Records provided:
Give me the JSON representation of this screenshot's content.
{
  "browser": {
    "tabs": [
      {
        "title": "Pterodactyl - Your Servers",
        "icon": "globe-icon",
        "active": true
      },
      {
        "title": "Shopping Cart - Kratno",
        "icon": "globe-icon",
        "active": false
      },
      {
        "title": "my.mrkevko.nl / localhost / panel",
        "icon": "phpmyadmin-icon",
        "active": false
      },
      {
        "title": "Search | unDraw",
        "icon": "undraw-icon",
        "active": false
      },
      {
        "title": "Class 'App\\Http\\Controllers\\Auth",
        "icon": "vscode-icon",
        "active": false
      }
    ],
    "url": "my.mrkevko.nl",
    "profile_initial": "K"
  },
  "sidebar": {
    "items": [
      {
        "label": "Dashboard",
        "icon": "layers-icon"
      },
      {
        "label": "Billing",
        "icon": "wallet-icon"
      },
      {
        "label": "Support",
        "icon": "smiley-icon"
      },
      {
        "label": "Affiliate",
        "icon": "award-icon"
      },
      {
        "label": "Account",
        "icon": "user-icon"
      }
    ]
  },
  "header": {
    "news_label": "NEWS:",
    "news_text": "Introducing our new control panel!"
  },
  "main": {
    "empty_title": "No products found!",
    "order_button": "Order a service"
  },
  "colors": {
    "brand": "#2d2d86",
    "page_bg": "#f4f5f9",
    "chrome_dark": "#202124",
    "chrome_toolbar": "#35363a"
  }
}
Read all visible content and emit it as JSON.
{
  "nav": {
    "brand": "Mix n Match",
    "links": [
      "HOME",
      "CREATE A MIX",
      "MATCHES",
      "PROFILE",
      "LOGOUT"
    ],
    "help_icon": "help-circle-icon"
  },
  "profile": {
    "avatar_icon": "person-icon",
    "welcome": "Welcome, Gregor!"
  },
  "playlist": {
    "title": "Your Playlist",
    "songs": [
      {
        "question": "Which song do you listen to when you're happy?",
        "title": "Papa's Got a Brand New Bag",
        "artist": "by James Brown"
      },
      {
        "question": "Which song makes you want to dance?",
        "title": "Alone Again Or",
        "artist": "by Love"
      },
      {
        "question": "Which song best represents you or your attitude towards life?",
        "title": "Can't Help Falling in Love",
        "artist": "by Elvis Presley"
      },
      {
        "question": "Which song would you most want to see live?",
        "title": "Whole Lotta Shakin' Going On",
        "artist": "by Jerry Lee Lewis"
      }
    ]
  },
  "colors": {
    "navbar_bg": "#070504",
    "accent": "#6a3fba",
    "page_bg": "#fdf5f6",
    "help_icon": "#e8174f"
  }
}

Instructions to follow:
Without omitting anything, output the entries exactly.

Response to the task:
Give me the JSON representation of this screenshot's content.
{
  "browser": {
    "tabs": [
      {
        "title": "Pterodactyl - Your Servers",
        "icon": "globe-icon",
        "active": true
      },
      {
        "title": "Shopping Cart - Kratno",
        "icon": "globe-icon",
        "active": false
      },
      {
        "title": "my.mrkevko.nl / localhost / panel",
        "icon": "phpmyadmin-icon",
        "active": false
      },
      {
        "title": "Search | unDraw",
        "icon": "undraw-icon",
        "active": false
      },
      {
        "title": "Class 'App\\Http\\Controllers\\Auth",
        "icon": "vscode-icon",
        "active": false
      }
    ],
    "url": "my.mrkevko.nl",
    "profile_initial": "K"
  },
  "sidebar": {
    "items": [
      {
        "label": "Dashboard",
        "icon": "layers-icon"
      },
      {
        "label": "Billing",
        "icon": "wallet-icon"
      },
      {
        "label": "Support",
        "icon": "smiley-icon"
      },
      {
        "label": "Affiliate",
        "icon": "award-icon"
      },
      {
        "label": "Account",
        "icon": "user-icon"
      }
    ]
  },
  "header": {
    "news_label": "NEWS:",
    "news_text": "Introducing our new control panel!"
  },
  "main": {
    "empty_title": "No products found!",
    "order_button": "Order a service"
  },
  "colors": {
    "brand": "#2d2d86",
    "page_bg": "#f4f5f9",
    "chrome_dark": "#202124",
    "chrome_toolbar": "#35363a"
  }
}
Read all visible content and emit it as JSON.
{
  "nav": {
    "brand": "Mix n Match",
    "links": [
      "HOME",
      "CREATE A MIX",
      "MATCHES",
      "PROFILE",
      "LOGOUT"
    ],
    "help_icon": "help-circle-icon"
  },
  "profile": {
    "avatar_icon": "person-icon",
    "welcome": "Welcome, Gregor!"
  },
  "playlist": {
    "title": "Your Playlist",
    "songs": [
      {
        "question": "Which song do you listen to when you're happy?",
        "title": "Papa's Got a Brand New Bag",
        "artist": "by James Brown"
      },
      {
        "question": "Which song makes you want to dance?",
        "title": "Alone Again Or",
        "artist": "by Love"
      },
      {
        "question": "Which song best represents you or your attitude towards life?",
        "title": "Can't Help Falling in Love",
        "artist": "by Elvis Presley"
      },
      {
        "question": "Which song would you most want to see live?",
        "title": "Whole Lotta Shakin' Going On",
        "artist": "by Jerry Lee Lewis"
      }
    ]
  },
  "colors": {
    "navbar_bg": "#070504",
    "accent": "#6a3fba",
    "page_bg": "#fdf5f6",
    "help_icon": "#e8174f"
  }
}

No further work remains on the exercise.